Haven't been on here in a while let alone started a thread but am I alone in thinking their is something wrong in this headline on the Irish Independent's website today:
"Man 'raped' in city centre attack"
It's really grinding my gears and I just wanted to see if I was overreacting. I think the use of the commas around the word 'raped' is really inappropriate. Shouldn't it be "Man allegedly raped in city centre attack" or "Man assaulted in city centre attack"? The commas make me think that they are doubting the possibility of it or something.
I know this is mainly a grammatical question but it's a serious subject matter - if that man sees that headline would he feel that his allegation wasn't being treated seriously? Would the headline "Woman 'raped' in city centre attack" ever be used? Surely if they wanted to say allegedly they could just say that - it's the website, there's not a space issue as there would be in a publication.
Just wondering if anyone has thoughts or if I'm alone on this one.
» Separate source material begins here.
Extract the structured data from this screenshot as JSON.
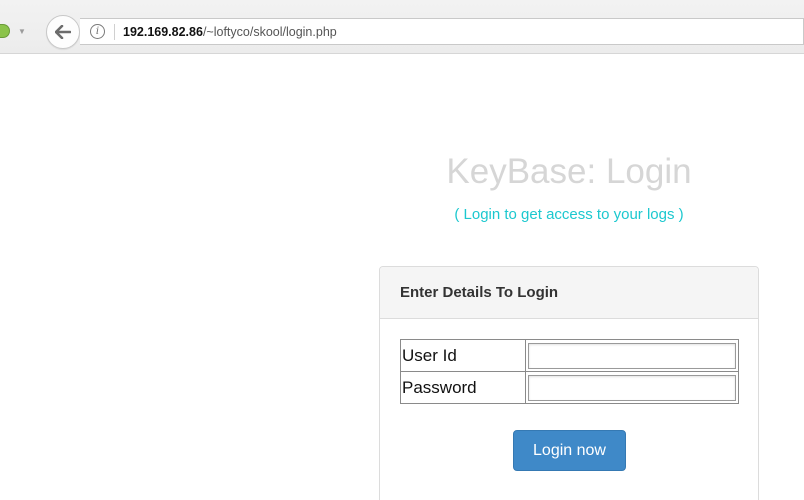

It just really struck me.
I'm imagining someone saying the sentence and then using their fingers sarcastically when they come to the word "rape", the sentence looks so snide somehow.
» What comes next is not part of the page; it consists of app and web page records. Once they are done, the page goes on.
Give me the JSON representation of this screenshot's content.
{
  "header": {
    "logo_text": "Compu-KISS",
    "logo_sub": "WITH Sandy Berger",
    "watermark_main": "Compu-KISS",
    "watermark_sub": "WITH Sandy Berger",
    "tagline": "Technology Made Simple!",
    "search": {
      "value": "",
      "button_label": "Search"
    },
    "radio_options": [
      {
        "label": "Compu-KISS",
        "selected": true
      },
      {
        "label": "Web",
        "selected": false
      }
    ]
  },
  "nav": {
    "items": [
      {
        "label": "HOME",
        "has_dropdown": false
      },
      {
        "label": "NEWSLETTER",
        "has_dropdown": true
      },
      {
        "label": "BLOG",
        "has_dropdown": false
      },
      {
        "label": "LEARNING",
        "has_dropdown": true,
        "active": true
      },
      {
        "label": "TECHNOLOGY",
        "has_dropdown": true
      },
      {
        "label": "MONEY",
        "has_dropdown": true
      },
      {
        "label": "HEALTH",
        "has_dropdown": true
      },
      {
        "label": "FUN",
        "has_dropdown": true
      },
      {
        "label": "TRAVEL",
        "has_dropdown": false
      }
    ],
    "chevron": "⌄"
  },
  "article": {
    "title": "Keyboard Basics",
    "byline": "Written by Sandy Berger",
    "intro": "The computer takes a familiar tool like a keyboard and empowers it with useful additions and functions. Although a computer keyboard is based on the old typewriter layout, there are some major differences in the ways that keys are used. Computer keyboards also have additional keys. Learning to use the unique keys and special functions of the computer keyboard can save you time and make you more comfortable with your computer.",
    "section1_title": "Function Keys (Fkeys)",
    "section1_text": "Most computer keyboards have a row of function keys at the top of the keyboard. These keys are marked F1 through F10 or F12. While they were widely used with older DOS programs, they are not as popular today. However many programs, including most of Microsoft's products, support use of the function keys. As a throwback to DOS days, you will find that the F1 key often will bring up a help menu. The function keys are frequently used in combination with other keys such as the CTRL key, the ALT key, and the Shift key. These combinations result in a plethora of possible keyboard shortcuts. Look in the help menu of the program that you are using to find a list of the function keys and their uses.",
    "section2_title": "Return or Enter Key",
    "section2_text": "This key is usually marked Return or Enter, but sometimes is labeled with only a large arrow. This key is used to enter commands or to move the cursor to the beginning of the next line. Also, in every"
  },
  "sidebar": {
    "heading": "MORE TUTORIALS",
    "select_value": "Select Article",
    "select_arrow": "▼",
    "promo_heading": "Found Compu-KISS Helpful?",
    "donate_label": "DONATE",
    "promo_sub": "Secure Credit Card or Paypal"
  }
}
I fully agree that it should say "allegedly raped" or something similar.
I remember a conversation with a friend when I was back in college about male rape, and my poor innocent brain couldn't understand the concept at all
I think there is a lot of ignorance around the subject, and huge amounts of shame. Headlines like that just add to the ignorance IMO.
Oh wow those inverted commas are very dodgy, I totally agree SugarKK
Snide, that's the word my stupid brain has been searching for. That's exactly what I mean, Cabbagehead.
I've tweeted them about it but no response yet. It's such a popular website and to have that snide (thank you) remark on it's home page is just so disturbing when it's such a serious assault that allegedly happened.
Yeah, there's something nasty about that. "Man allegedly raped" would be much better.
It's a much less serious story, but did anyone catch that Daily Mail headline the other day - "Sienna Miller 'gives birth' to baby girl". I couldn't for the life of me understand what the inverted commas implied. Apparently it's just that the story wasn't confirmed yet, but it looked really weird...
[quote="Flower Girl":22vcft9d]Yeah, there's something nasty about that. "Man allegedely raped" would be much better.
It's a much less serious story, but did anyone catch that Daily Mail headline the other day - "Sienna Miller 'gives birth' to baby girl". I couldn't for the life of me understand what the inverted commas implied. Apparently it's just that the story wasn't confirmed yet, but it looked really weird...[/quote:22vcft9d]
That is so strange - maybe these air quotes mean something else in journalistic terms? But I'd read that headline as "Sienna Miller says she's given birth but we don't really believe her". Maybe these commas mean "alleged" in journo language and we just haven't caught up on it??
That's disgraceful. Even if it were a man or a woman, they should have reworded it.
Rape is rape. It doesn't matter what the gender is of the victim.
Agree katief, I can't imagine the outrage if the headline was "Woman "raped" in city centre attack".
If anyone is on Twitter and wants to let them know, it's @independent_ie
+ 1 To the above.
It belittles a very serious situation and only adds to the stigma/shame/lack of understanding in relation to the topic. It would NEVER happen if the story was about a female.
This is a completely inappropriate use of the quotation marks, however I don't think this has anything to do with it being about a male victim.
The article reads like any might about a similar crime about a female; alleged rape is used in it, along with a description of the attacker and an urgent plea for witnesses.
I think the commas are used in this instance as, to the best of my knowledge, a male cannot be charged with raping another male. The actual crime is buggery. The journalist used the word rape to describe the lack of consent to the act in question.